Regarding their impressive 88% pass rate, Salgado is quick to point out that Surgent doesn’t cook their data. “Surgent surveys all users as soon as they pass their exam date to gather their actual score, not simply whether they pass or not. We compare their actual scores to their ReadySCORE at the time they sat. That’s how we know that we’re accurately predicting their real exam scores,” he said. “Further, all users are included in our pass rate calculation. To date, we have received score reports from approximately 20% of our user population, which is a statistically significant sample size. The pass rates have been remarkably consistent across testing windows over the years, despite our continued growth.”

 

Looking Beyond the CPA Exam

Surgent is not just ahead of the pack when it comes to CPA Exam preparation. The company has already applied their courseware to other accounting license exams, including those required for Certified Management Accountants, Certified Internal Auditors, and Certified Information Systems Auditors, with more on the horizon. Numerous other professional fields that require licensing lack this technology altogether, and Kolar sees a huge potential to scale and grow.

“My feeling is that anywhere you have a body of knowledge that is tested for some kind of certification or licensure, our adaptive technology can work,” she said. “And if there’s one thing in common among professionals trying to pass certification exams in all kinds of areas, it’s that they want to do so with the least disruption possible to their busy lives. That’s why I’m confident that our adaptive technology–which can save literally hundreds of hours of study time per student–will catch on everywhere we introduce it.”
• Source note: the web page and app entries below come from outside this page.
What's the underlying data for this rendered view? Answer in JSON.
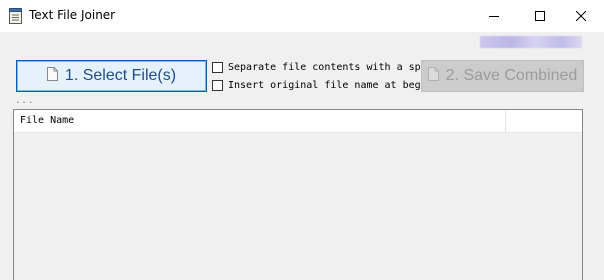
{
  "window": {
    "title": "Text File Joiner",
    "controls": [
      "minimize-icon",
      "maximize-icon",
      "close-icon"
    ]
  },
  "toolbar": {
    "select_label": "1. Select File(s)",
    "save_label": "2. Save Combined",
    "save_enabled": false,
    "options": [
      {
        "label": "Separate file contents with a space",
        "checked": false
      },
      {
        "label": "Insert original file name at beginning",
        "checked": false
      }
    ],
    "separator_text": "..."
  },
  "list": {
    "columns": [
      "File Name",
      ""
    ],
    "rows": []
  },
  "colors": {
    "accent_border": "#0a5fb4",
    "accent_bg": "#e5f1fb",
    "disabled_bg": "#cccccc",
    "window_bg": "#f0f0f0"
  }
}
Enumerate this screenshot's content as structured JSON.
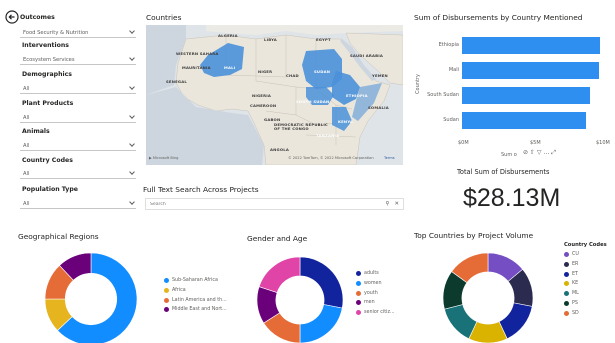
{
  "filters": {
    "outcomes_label": "Outcomes",
    "outcomes_value": "Food Security & Nutrition",
    "interventions_label": "Interventions",
    "interventions_value": "Ecosystem Services",
    "demographics_label": "Demographics",
    "demographics_value": "All",
    "plant_products_label": "Plant Products",
    "plant_products_value": "All",
    "animals_label": "Animals",
    "animals_value": "All",
    "country_codes_label": "Country Codes",
    "country_codes_value": "All",
    "population_type_label": "Population Type",
    "population_type_value": "All"
  },
  "map": {
    "title": "Countries",
    "attribution": "© 2022 TomTom, © 2022 Microsoft Corporation",
    "terms": "Terms",
    "labels": [
      "LIBYA",
      "EGYPT",
      "SAUDI ARABIA",
      "ALGERIA",
      "WESTERN SAHARA",
      "MAURITANIA",
      "MALI",
      "NIGER",
      "CHAD",
      "SUDAN",
      "YEMEN",
      "SENEGAL",
      "NIGERIA",
      "ETHIOPIA",
      "CAMEROON",
      "SOUTH SUDAN",
      "SOMALIA",
      "GABON",
      "DEMOCRATIC REPUBLIC OF THE CONGO",
      "KENYA",
      "TANZANIA",
      "ANGOLA"
    ]
  },
  "search": {
    "title": "Full Text Search Across Projects",
    "placeholder": "Search"
  },
  "kpi": {
    "title": "Total Sum of Disbursements",
    "value": "$28.13M"
  },
  "colors": {
    "bar": "#2e8ff0",
    "map_highlight": "#4a90d9",
    "accent_blue": "#118dff"
  },
  "chart_data": [
    {
      "type": "bar",
      "orientation": "horizontal",
      "title": "Sum of Disbursements by Country Mentioned",
      "categories": [
        "Ethiopia",
        "Mali",
        "South Sudan",
        "Sudan"
      ],
      "values": [
        9.6,
        9.5,
        8.9,
        8.6
      ],
      "ylabel": "Country",
      "xlabel": "Sum o",
      "xticks": [
        "$0M",
        "$5M",
        "$10M"
      ],
      "xlim": [
        0,
        10
      ]
    },
    {
      "type": "pie",
      "title": "Geographical Regions",
      "labels": [
        "Sub-Saharan Africa",
        "Africa",
        "Latin America and th...",
        "Middle East and Nort..."
      ],
      "values": [
        63,
        12,
        13,
        12
      ],
      "colors": [
        "#118dff",
        "#e6b41e",
        "#e66c37",
        "#6b007b"
      ]
    },
    {
      "type": "pie",
      "title": "Gender and Age",
      "labels": [
        "adults",
        "women",
        "youth",
        "men",
        "senior citiz..."
      ],
      "values": [
        28,
        22,
        16,
        14,
        20
      ],
      "colors": [
        "#12239e",
        "#118dff",
        "#e66c37",
        "#6b007b",
        "#e044a7"
      ]
    },
    {
      "type": "pie",
      "title": "Top Countries by Project Volume",
      "legend_title": "Country Codes",
      "labels": [
        "CU",
        "ER",
        "ET",
        "KE",
        "ML",
        "PS",
        "SD"
      ],
      "values": [
        14,
        14,
        15,
        14,
        14,
        14,
        15
      ],
      "colors": [
        "#744ec2",
        "#2b2b4f",
        "#12239e",
        "#d9b300",
        "#197278",
        "#0c3b2e",
        "#e66c37"
      ],
      "extra_colors": [
        "#5bd667",
        "#d64550"
      ]
    }
  ]
}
This post has been sponsored by Surgent CPA Review. To learn more, visit their site.